▶ [Extracted information]:
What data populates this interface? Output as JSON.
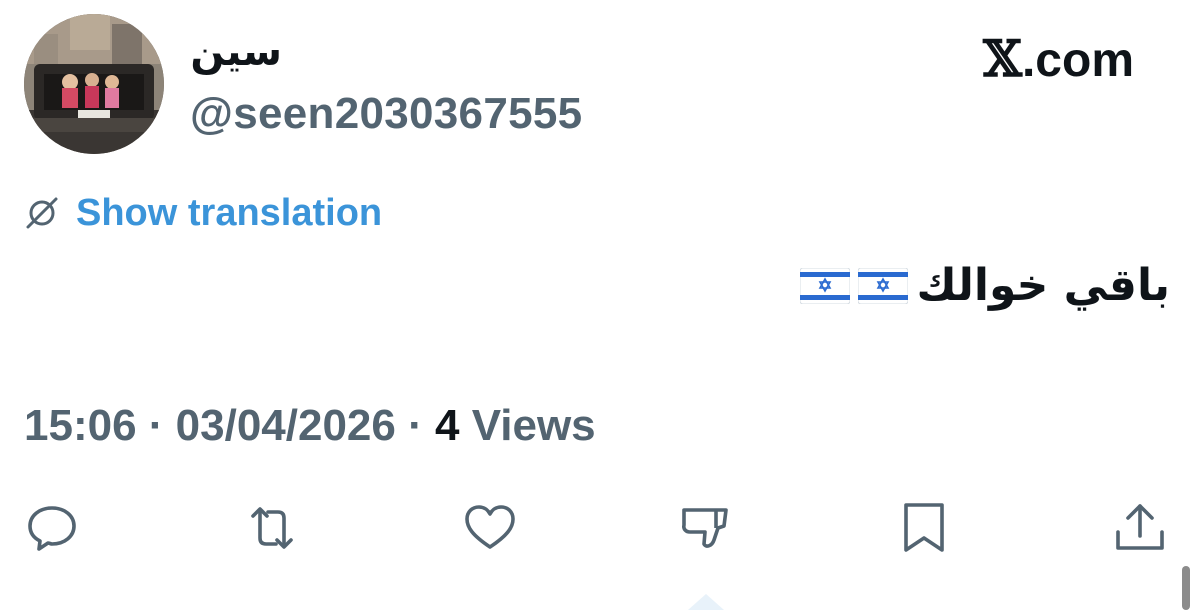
{
  "author": {
    "display_name": "سين",
    "handle": "@seen2030367555"
  },
  "brand": {
    "x_glyph": "𝕏",
    "domain": ".com"
  },
  "translation": {
    "link_label": "Show translation"
  },
  "tweet": {
    "text": "باقي خوالك",
    "emojis": [
      "israel-flag",
      "israel-flag"
    ]
  },
  "meta": {
    "time": "15:06",
    "separator": " · ",
    "date": "03/04/2026",
    "views_count": "4",
    "views_label": " Views"
  },
  "actions": [
    "reply-icon",
    "repost-icon",
    "like-icon",
    "dislike-icon",
    "bookmark-icon",
    "share-icon"
  ],
  "colors": {
    "text_primary": "#0f1419",
    "text_secondary": "#536471",
    "link": "#3b94d9",
    "icon": "#536471"
  }
}
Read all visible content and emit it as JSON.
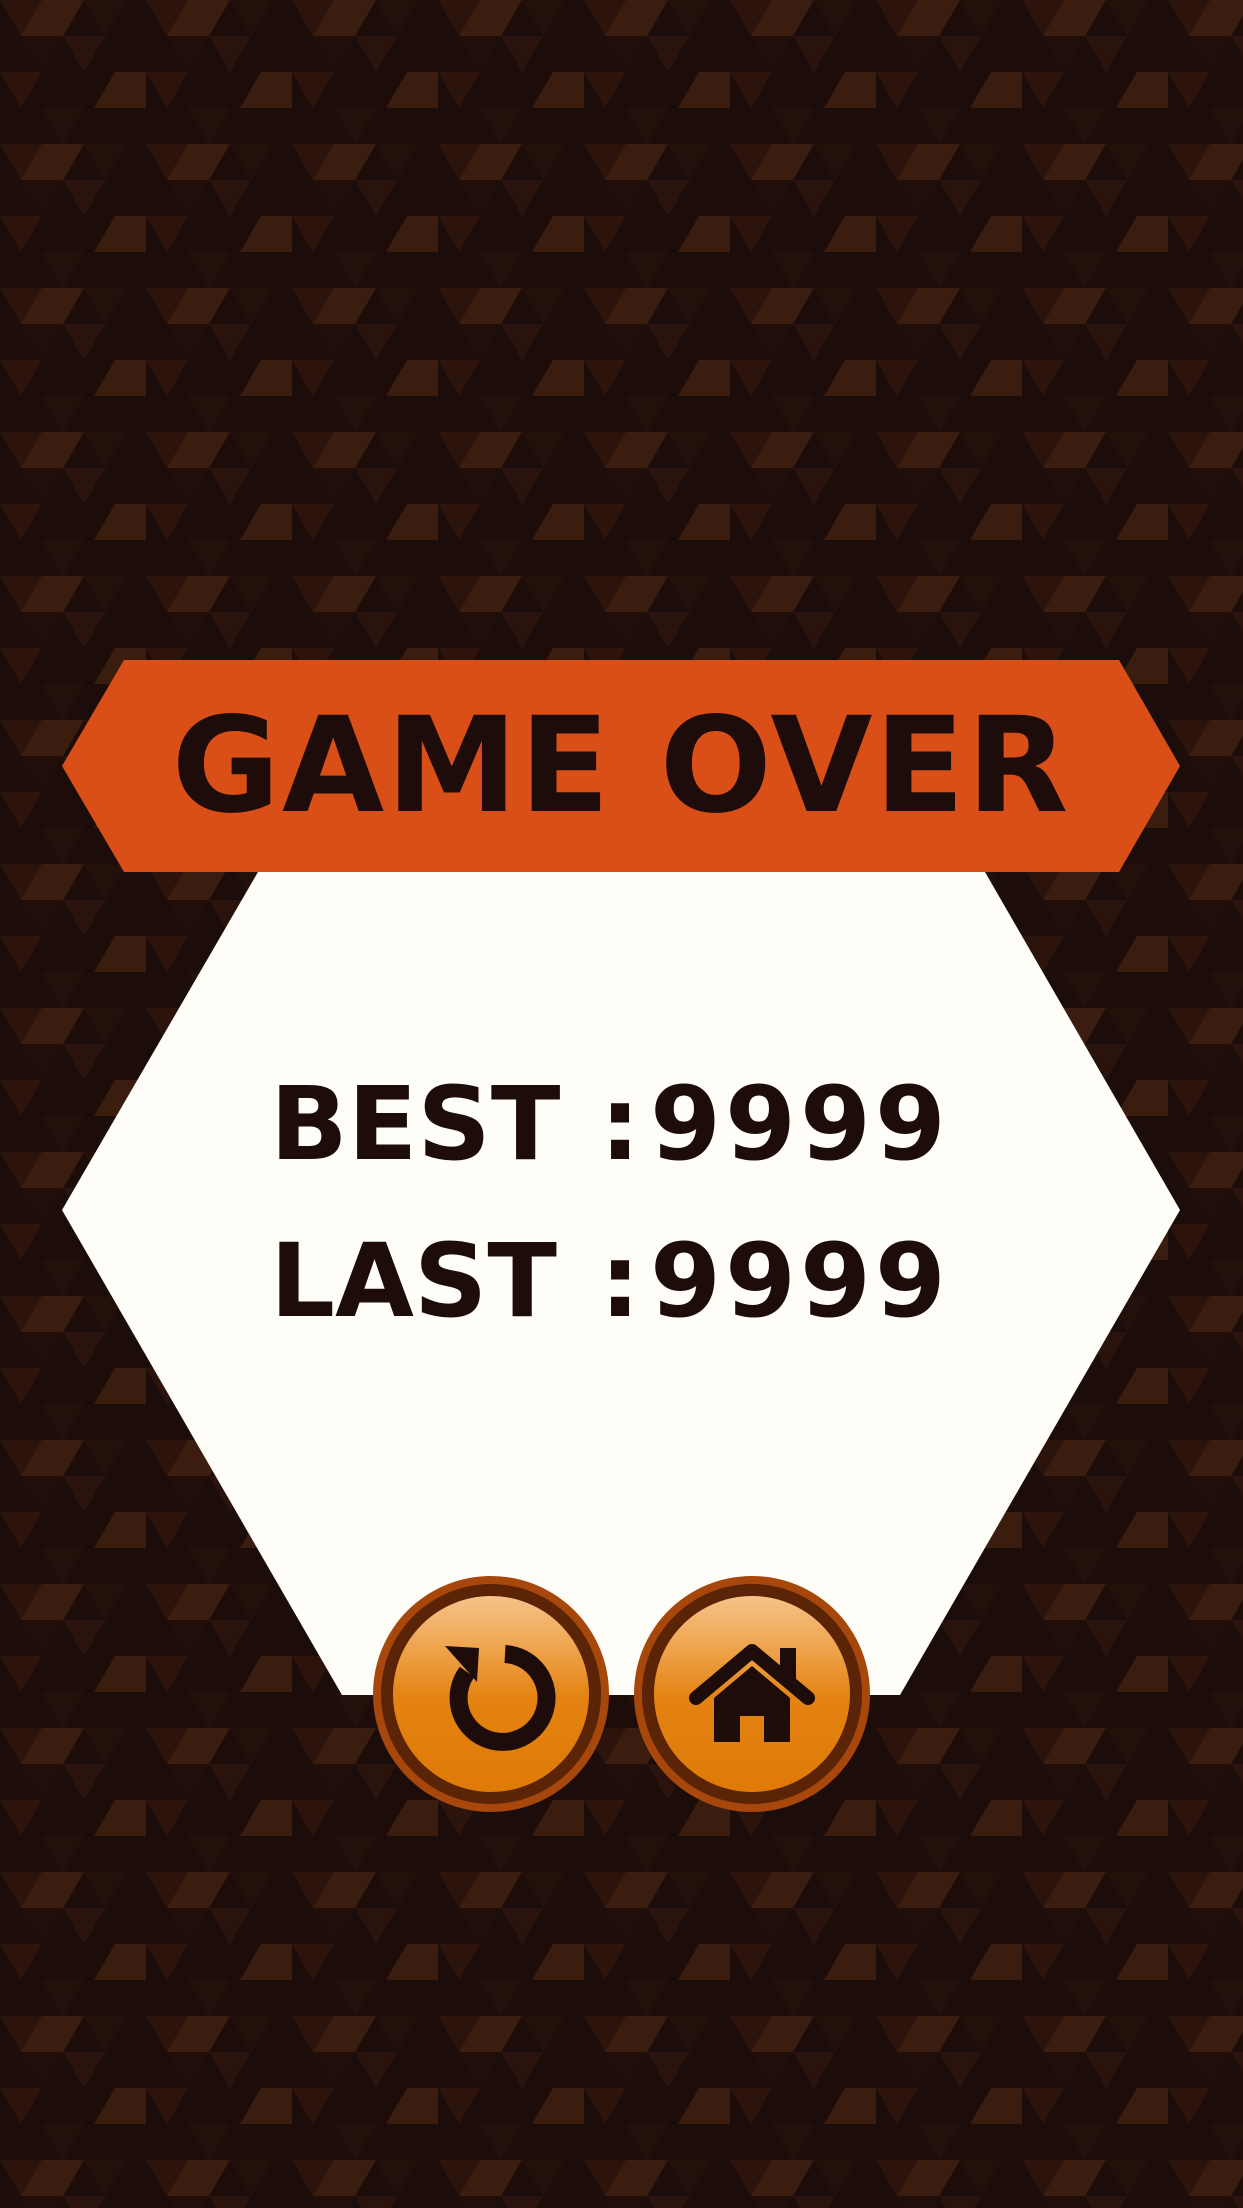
{
  "title": "GAME OVER",
  "scores": [
    {
      "label": "BEST",
      "separator": ":",
      "value": "9999"
    },
    {
      "label": "LAST",
      "separator": ":",
      "value": "9999"
    }
  ],
  "buttons": {
    "replay": {
      "icon": "replay-icon"
    },
    "home": {
      "icon": "home-icon"
    }
  },
  "colors": {
    "background_dark": "#1c0c0a",
    "background_mid": "#2a130c",
    "background_light": "#3a1c0e",
    "banner": "#d94f17",
    "panel": "#fefdf7",
    "text": "#1d0c0a",
    "button_orange": "#e48312"
  }
}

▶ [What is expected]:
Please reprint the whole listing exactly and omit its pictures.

▶ [Worked solution]:
What data populates this interface? Output as JSON.
{
  "author": {
    "display_name": "سين",
    "handle": "@seen2030367555"
  },
  "brand": {
    "x_glyph": "𝕏",
    "domain": ".com"
  },
  "translation": {
    "link_label": "Show translation"
  },
  "tweet": {
    "text": "باقي خوالك",
    "emojis": [
      "israel-flag",
      "israel-flag"
    ]
  },
  "meta": {
    "time": "15:06",
    "separator": " · ",
    "date": "03/04/2026",
    "views_count": "4",
    "views_label": " Views"
  },
  "actions": [
    "reply-icon",
    "repost-icon",
    "like-icon",
    "dislike-icon",
    "bookmark-icon",
    "share-icon"
  ],
  "colors": {
    "text_primary": "#0f1419",
    "text_secondary": "#536471",
    "link": "#3b94d9",
    "icon": "#536471"
  }
}
Read all visible content and emit it as JSON.
{
  "title": "GAME OVER",
  "scores": [
    {
      "label": "BEST",
      "separator": ":",
      "value": "9999"
    },
    {
      "label": "LAST",
      "separator": ":",
      "value": "9999"
    }
  ],
  "buttons": {
    "replay": {
      "icon": "replay-icon"
    },
    "home": {
      "icon": "home-icon"
    }
  },
  "colors": {
    "background_dark": "#1c0c0a",
    "background_mid": "#2a130c",
    "background_light": "#3a1c0e",
    "banner": "#d94f17",
    "panel": "#fefdf7",
    "text": "#1d0c0a",
    "button_orange": "#e48312"
  }
}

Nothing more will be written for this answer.